The group's efforts to reduce local waste and raise recycling awareness earned them first place in the EPA Region 10 President's Environmental Youth Award.

Katherine's efforts to educate her community about recycling and advocating for school and government policy changes earned her the Action for Nature's 2011 International Young Eco-Hero Award. She also is a two-time Spirit of Youth Award winner.

In addition to being on the Homer High School Swim and Dive Team, Katherine has competed nationally in synchronized swimming.

During the summer of 2012, she worked as an intern aboard the Alaska Maritime National Wildlife Refuge's research vessel, the Tiglax.

In January, Katherine was one of six local teen delegates to the Rotary Global Peace Forum in Honolulu, Hawaii. Partnering with Taylor Ellison, she presented a proposal for an outdoor camp for children who have experienced adverse childhood experiences.
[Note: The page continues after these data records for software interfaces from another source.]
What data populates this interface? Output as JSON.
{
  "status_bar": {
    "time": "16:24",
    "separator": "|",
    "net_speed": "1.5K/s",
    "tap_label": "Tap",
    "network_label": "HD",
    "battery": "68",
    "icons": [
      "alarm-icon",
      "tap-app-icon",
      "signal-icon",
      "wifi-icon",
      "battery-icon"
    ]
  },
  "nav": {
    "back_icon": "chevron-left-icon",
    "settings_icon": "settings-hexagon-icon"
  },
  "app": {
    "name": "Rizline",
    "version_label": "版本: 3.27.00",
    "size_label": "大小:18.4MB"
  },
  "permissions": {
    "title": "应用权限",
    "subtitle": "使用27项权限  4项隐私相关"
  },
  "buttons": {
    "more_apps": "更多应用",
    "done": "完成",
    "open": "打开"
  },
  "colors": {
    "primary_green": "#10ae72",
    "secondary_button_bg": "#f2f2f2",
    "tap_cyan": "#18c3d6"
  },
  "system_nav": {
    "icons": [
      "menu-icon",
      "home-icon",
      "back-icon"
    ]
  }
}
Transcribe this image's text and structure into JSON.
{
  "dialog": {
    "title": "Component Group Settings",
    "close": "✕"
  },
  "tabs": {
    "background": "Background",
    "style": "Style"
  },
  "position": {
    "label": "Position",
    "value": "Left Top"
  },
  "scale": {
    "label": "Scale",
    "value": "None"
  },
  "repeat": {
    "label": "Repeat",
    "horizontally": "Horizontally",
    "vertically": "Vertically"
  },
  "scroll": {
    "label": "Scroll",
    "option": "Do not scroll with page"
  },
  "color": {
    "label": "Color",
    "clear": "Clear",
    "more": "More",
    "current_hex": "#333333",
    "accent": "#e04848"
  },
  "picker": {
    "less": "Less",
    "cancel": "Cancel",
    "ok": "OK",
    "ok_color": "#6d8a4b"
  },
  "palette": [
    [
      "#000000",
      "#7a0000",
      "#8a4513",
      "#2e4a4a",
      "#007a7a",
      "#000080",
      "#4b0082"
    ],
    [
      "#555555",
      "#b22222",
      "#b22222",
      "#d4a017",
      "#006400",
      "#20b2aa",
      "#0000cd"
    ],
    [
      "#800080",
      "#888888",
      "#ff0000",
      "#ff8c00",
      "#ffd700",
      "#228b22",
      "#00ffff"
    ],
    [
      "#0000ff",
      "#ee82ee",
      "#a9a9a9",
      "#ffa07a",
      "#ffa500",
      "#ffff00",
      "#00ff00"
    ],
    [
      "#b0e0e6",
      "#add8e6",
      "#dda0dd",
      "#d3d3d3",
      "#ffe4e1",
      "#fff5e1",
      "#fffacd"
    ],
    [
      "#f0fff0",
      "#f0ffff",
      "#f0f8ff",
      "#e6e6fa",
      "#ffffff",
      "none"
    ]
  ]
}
In this year's 21st annual Kenai Peninsula Writers' Contest, Katherine's "Together" won first place in the nonfiction category for grades 10-12.


Kris Holderied

Kris Holderied

Hero of the Heart

Kris Holderied has been the director of the National Oceanic and Atmospheric Administration's Kasitsna Bay Laboratory since September 2005. It serves as a coastal marine field laboratory of the Center for Coastal Fisheries and Habitat Research, within the National Centers for Coastal Ocean Science in NOAA's National Ocean Service, and is operated in partnership with the University of Alaska Fairbanks. The lab's mission is to support Alaska coastal management with science that improves understanding of how subarctic coastal ecosystems respond to changing environmental conditions. As its director, Holderied is responsible for science planning, facility operations, and coordination of research and education activities with regional partners that include other NOAA offices, local, state, and federal agencies, Alaska Native organizations, universities, public schools and nonprofit education and conservation groups.

Holdereid is the science lead for Gulf Watch Alaska and co-lead investigator on the Cook Inlet oceanography and plankton-monitoring project in the program. Her research interests are focused on understanding estuarine ecosystems, including coupling between oceanography and biology and linkages to adjacent watersheds and the ocean. She has a particular interest in developing multi-disciplinary science products to support regional resource managers in the areas of coastal climate change, harmful algal blooms, contaminants and ocean acidification. She works with other NOAA and partner offices to get the seafloor and coastline mapping, ocean observing, and ocean circulation model tools needed to inform research and management in Cook Inlet and coastal Alaska.

Previously, Holderied worked for NCCOS Center for Coastal Monitoring and Assessment in Silver Spring, Md., developing satellite-based products to help coastal managers and focusing on benthic habitat mapping, harmful algal bloom detection and the impacts of climate change.

Before coming to NOAA, Holderied worked on environmental compliance issues and navigation project studies for the U.S. Army Corps of Engineers in Norfolk, Va. She began her career with active duty service in the U.S. Navy, as an oceanography officer providing weather and oceanographic forecasts in the Mediterranean Sea and Atlantic Ocean.

Holderied is a physical oceanographer, with a bachelor of science degree in oceanography from the U.S. Naval Academy and a master's degree in physical oceanography from the Massachusetts Institute of Technology/Woods Hole Oceanographic Institution Joint Program.

In her free time, Holderied enjoys exploring the great Alaska outdoors by foot, kayak, ski and bike, playing softball and skating with the fabulous Homer Divas ice hockey team. From 2006-2013, Holderied organized Ski For women for Kachemak Nordic Ski Club. She is Pratt Museum board member and on the Kachemak Bay Water Trail steering committee.